▶ [EXERCISE OBJECTIVE]: Each line below should be written out again exactly.

▶ [EXTRACTED MATERIAL]:
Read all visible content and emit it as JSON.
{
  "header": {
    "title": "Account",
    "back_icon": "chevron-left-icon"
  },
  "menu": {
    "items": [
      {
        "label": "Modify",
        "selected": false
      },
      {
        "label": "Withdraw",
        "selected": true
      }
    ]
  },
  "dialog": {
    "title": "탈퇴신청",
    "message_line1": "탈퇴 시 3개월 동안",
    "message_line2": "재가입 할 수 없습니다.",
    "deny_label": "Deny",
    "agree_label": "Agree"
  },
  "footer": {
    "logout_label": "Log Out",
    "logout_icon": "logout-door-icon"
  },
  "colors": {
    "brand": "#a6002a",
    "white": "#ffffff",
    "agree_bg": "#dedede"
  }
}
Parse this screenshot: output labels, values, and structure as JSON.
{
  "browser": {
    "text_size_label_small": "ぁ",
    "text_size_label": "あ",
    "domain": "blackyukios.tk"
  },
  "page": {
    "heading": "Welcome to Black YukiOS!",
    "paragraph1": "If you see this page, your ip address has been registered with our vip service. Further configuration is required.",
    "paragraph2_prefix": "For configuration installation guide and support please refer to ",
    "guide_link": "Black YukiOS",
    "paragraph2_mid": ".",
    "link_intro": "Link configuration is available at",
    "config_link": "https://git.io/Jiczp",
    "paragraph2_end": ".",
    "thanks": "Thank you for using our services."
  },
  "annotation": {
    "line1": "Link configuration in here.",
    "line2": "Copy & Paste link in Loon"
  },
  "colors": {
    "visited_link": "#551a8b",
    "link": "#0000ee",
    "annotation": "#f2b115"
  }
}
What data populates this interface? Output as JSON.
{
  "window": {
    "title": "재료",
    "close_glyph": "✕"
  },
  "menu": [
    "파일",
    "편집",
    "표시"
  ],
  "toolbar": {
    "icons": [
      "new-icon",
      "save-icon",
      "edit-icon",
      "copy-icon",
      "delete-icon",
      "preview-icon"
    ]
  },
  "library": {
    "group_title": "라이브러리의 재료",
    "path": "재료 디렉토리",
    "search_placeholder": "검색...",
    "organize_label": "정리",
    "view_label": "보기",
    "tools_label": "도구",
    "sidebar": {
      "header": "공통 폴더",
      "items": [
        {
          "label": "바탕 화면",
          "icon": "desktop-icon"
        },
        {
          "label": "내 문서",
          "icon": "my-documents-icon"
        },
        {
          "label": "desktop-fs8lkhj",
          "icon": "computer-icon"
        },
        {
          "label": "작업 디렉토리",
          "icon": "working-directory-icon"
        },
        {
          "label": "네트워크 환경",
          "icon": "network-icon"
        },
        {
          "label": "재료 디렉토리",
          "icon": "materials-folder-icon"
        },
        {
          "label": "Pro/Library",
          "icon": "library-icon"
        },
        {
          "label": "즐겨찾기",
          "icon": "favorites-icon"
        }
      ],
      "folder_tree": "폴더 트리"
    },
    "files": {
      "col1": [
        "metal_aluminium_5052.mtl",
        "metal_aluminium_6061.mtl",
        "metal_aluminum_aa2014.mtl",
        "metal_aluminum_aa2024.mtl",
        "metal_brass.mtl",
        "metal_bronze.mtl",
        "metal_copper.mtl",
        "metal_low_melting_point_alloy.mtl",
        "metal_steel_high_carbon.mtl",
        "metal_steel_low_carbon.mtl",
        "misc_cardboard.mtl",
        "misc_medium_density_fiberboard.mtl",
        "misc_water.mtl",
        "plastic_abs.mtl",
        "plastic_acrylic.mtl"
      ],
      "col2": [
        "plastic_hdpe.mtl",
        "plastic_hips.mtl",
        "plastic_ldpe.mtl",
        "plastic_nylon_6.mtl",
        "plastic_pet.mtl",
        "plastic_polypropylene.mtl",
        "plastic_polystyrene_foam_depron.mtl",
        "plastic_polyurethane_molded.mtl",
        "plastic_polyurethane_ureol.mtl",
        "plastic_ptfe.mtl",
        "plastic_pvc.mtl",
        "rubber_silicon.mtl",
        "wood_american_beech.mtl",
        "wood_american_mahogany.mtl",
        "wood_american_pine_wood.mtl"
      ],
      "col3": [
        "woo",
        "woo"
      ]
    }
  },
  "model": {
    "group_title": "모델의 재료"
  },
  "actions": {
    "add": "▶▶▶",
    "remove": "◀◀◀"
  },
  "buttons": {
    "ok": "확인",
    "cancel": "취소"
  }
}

▶ [RESPONSE TO THE EXERCISE]:
Read all visible content and emit it as JSON.
{
  "header": {
    "title": "Account",
    "back_icon": "chevron-left-icon"
  },
  "menu": {
    "items": [
      {
        "label": "Modify",
        "selected": false
      },
      {
        "label": "Withdraw",
        "selected": true
      }
    ]
  },
  "dialog": {
    "title": "탈퇴신청",
    "message_line1": "탈퇴 시 3개월 동안",
    "message_line2": "재가입 할 수 없습니다.",
    "deny_label": "Deny",
    "agree_label": "Agree"
  },
  "footer": {
    "logout_label": "Log Out",
    "logout_icon": "logout-door-icon"
  },
  "colors": {
    "brand": "#a6002a",
    "white": "#ffffff",
    "agree_bg": "#dedede"
  }
}
Parse this screenshot: output labels, values, and structure as JSON.
{
  "browser": {
    "text_size_label_small": "ぁ",
    "text_size_label": "あ",
    "domain": "blackyukios.tk"
  },
  "page": {
    "heading": "Welcome to Black YukiOS!",
    "paragraph1": "If you see this page, your ip address has been registered with our vip service. Further configuration is required.",
    "paragraph2_prefix": "For configuration installation guide and support please refer to ",
    "guide_link": "Black YukiOS",
    "paragraph2_mid": ".",
    "link_intro": "Link configuration is available at",
    "config_link": "https://git.io/Jiczp",
    "paragraph2_end": ".",
    "thanks": "Thank you for using our services."
  },
  "annotation": {
    "line1": "Link configuration in here.",
    "line2": "Copy & Paste link in Loon"
  },
  "colors": {
    "visited_link": "#551a8b",
    "link": "#0000ee",
    "annotation": "#f2b115"
  }
}
What data populates this interface? Output as JSON.
{
  "window": {
    "title": "재료",
    "close_glyph": "✕"
  },
  "menu": [
    "파일",
    "편집",
    "표시"
  ],
  "toolbar": {
    "icons": [
      "new-icon",
      "save-icon",
      "edit-icon",
      "copy-icon",
      "delete-icon",
      "preview-icon"
    ]
  },
  "library": {
    "group_title": "라이브러리의 재료",
    "path": "재료 디렉토리",
    "search_placeholder": "검색...",
    "organize_label": "정리",
    "view_label": "보기",
    "tools_label": "도구",
    "sidebar": {
      "header": "공통 폴더",
      "items": [
        {
          "label": "바탕 화면",
          "icon": "desktop-icon"
        },
        {
          "label": "내 문서",
          "icon": "my-documents-icon"
        },
        {
          "label": "desktop-fs8lkhj",
          "icon": "computer-icon"
        },
        {
          "label": "작업 디렉토리",
          "icon": "working-directory-icon"
        },
        {
          "label": "네트워크 환경",
          "icon": "network-icon"
        },
        {
          "label": "재료 디렉토리",
          "icon": "materials-folder-icon"
        },
        {
          "label": "Pro/Library",
          "icon": "library-icon"
        },
        {
          "label": "즐겨찾기",
          "icon": "favorites-icon"
        }
      ],
      "folder_tree": "폴더 트리"
    },
    "files": {
      "col1": [
        "metal_aluminium_5052.mtl",
        "metal_aluminium_6061.mtl",
        "metal_aluminum_aa2014.mtl",
        "metal_aluminum_aa2024.mtl",
        "metal_brass.mtl",
        "metal_bronze.mtl",
        "metal_copper.mtl",
        "metal_low_melting_point_alloy.mtl",
        "metal_steel_high_carbon.mtl",
        "metal_steel_low_carbon.mtl",
        "misc_cardboard.mtl",
        "misc_medium_density_fiberboard.mtl",
        "misc_water.mtl",
        "plastic_abs.mtl",
        "plastic_acrylic.mtl"
      ],
      "col2": [
        "plastic_hdpe.mtl",
        "plastic_hips.mtl",
        "plastic_ldpe.mtl",
        "plastic_nylon_6.mtl",
        "plastic_pet.mtl",
        "plastic_polypropylene.mtl",
        "plastic_polystyrene_foam_depron.mtl",
        "plastic_polyurethane_molded.mtl",
        "plastic_polyurethane_ureol.mtl",
        "plastic_ptfe.mtl",
        "plastic_pvc.mtl",
        "rubber_silicon.mtl",
        "wood_american_beech.mtl",
        "wood_american_mahogany.mtl",
        "wood_american_pine_wood.mtl"
      ],
      "col3": [
        "woo",
        "woo"
      ]
    }
  },
  "model": {
    "group_title": "모델의 재료"
  },
  "actions": {
    "add": "▶▶▶",
    "remove": "◀◀◀"
  },
  "buttons": {
    "ok": "확인",
    "cancel": "취소"
  }
}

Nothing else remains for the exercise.